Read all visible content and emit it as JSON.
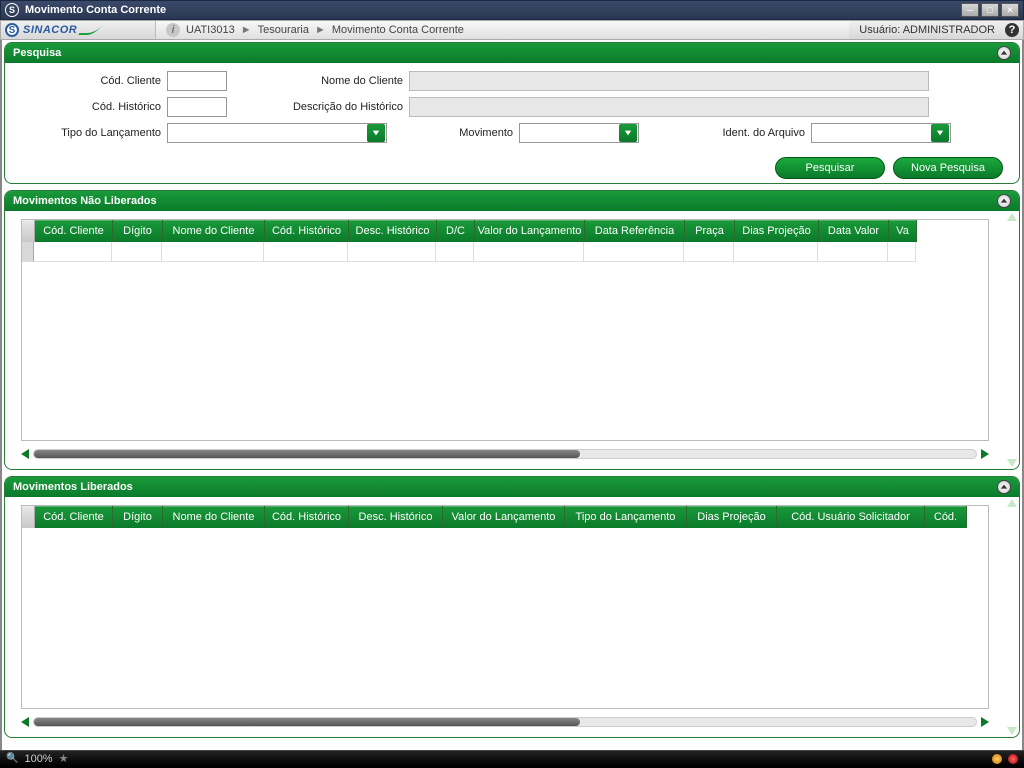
{
  "window": {
    "title": "Movimento Conta Corrente"
  },
  "ribbon": {
    "logo_text": "SINACOR",
    "breadcrumb": [
      "UATI3013",
      "Tesouraria",
      "Movimento Conta Corrente"
    ],
    "user_label": "Usuário:",
    "user_value": "ADMINISTRADOR"
  },
  "search_panel": {
    "title": "Pesquisa",
    "labels": {
      "cod_cliente": "Cód. Cliente",
      "nome_cliente": "Nome do Cliente",
      "cod_historico": "Cód. Histórico",
      "desc_historico": "Descrição do Histórico",
      "tipo_lancamento": "Tipo do Lançamento",
      "movimento": "Movimento",
      "ident_arquivo": "Ident. do Arquivo"
    },
    "values": {
      "cod_cliente": "",
      "nome_cliente": "",
      "cod_historico": "",
      "desc_historico": "",
      "tipo_lancamento": "",
      "movimento": "",
      "ident_arquivo": ""
    },
    "buttons": {
      "pesquisar": "Pesquisar",
      "nova_pesquisa": "Nova Pesquisa"
    }
  },
  "grid1": {
    "title": "Movimentos Não Liberados",
    "columns": [
      "Cód. Cliente",
      "Dígito",
      "Nome do Cliente",
      "Cód. Histórico",
      "Desc. Histórico",
      "D/C",
      "Valor do Lançamento",
      "Data Referência",
      "Praça",
      "Dias Projeção",
      "Data Valor",
      "Va"
    ],
    "widths": [
      78,
      50,
      102,
      84,
      88,
      38,
      110,
      100,
      50,
      84,
      70,
      28
    ],
    "rows": []
  },
  "grid2": {
    "title": "Movimentos Liberados",
    "columns": [
      "Cód. Cliente",
      "Dígito",
      "Nome do Cliente",
      "Cód. Histórico",
      "Desc. Histórico",
      "Valor do Lançamento",
      "Tipo do Lançamento",
      "Dias Projeção",
      "Cód. Usuário Solicitador",
      "Cód."
    ],
    "widths": [
      78,
      50,
      102,
      84,
      94,
      122,
      122,
      90,
      148,
      42
    ],
    "rows": []
  },
  "status": {
    "zoom": "100%"
  }
}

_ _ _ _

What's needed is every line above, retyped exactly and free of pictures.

Read all visible content and emit it as JSON.
{
  "window": {
    "title": "Movimento Conta Corrente"
  },
  "ribbon": {
    "logo_text": "SINACOR",
    "breadcrumb": [
      "UATI3013",
      "Tesouraria",
      "Movimento Conta Corrente"
    ],
    "user_label": "Usuário:",
    "user_value": "ADMINISTRADOR"
  },
  "search_panel": {
    "title": "Pesquisa",
    "labels": {
      "cod_cliente": "Cód. Cliente",
      "nome_cliente": "Nome do Cliente",
      "cod_historico": "Cód. Histórico",
      "desc_historico": "Descrição do Histórico",
      "tipo_lancamento": "Tipo do Lançamento",
      "movimento": "Movimento",
      "ident_arquivo": "Ident. do Arquivo"
    },
    "values": {
      "cod_cliente": "",
      "nome_cliente": "",
      "cod_historico": "",
      "desc_historico": "",
      "tipo_lancamento": "",
      "movimento": "",
      "ident_arquivo": ""
    },
    "buttons": {
      "pesquisar": "Pesquisar",
      "nova_pesquisa": "Nova Pesquisa"
    }
  },
  "grid1": {
    "title": "Movimentos Não Liberados",
    "columns": [
      "Cód. Cliente",
      "Dígito",
      "Nome do Cliente",
      "Cód. Histórico",
      "Desc. Histórico",
      "D/C",
      "Valor do Lançamento",
      "Data Referência",
      "Praça",
      "Dias Projeção",
      "Data Valor",
      "Va"
    ],
    "widths": [
      78,
      50,
      102,
      84,
      88,
      38,
      110,
      100,
      50,
      84,
      70,
      28
    ],
    "rows": []
  },
  "grid2": {
    "title": "Movimentos Liberados",
    "columns": [
      "Cód. Cliente",
      "Dígito",
      "Nome do Cliente",
      "Cód. Histórico",
      "Desc. Histórico",
      "Valor do Lançamento",
      "Tipo do Lançamento",
      "Dias Projeção",
      "Cód. Usuário Solicitador",
      "Cód."
    ],
    "widths": [
      78,
      50,
      102,
      84,
      94,
      122,
      122,
      90,
      148,
      42
    ],
    "rows": []
  },
  "status": {
    "zoom": "100%"
  }
}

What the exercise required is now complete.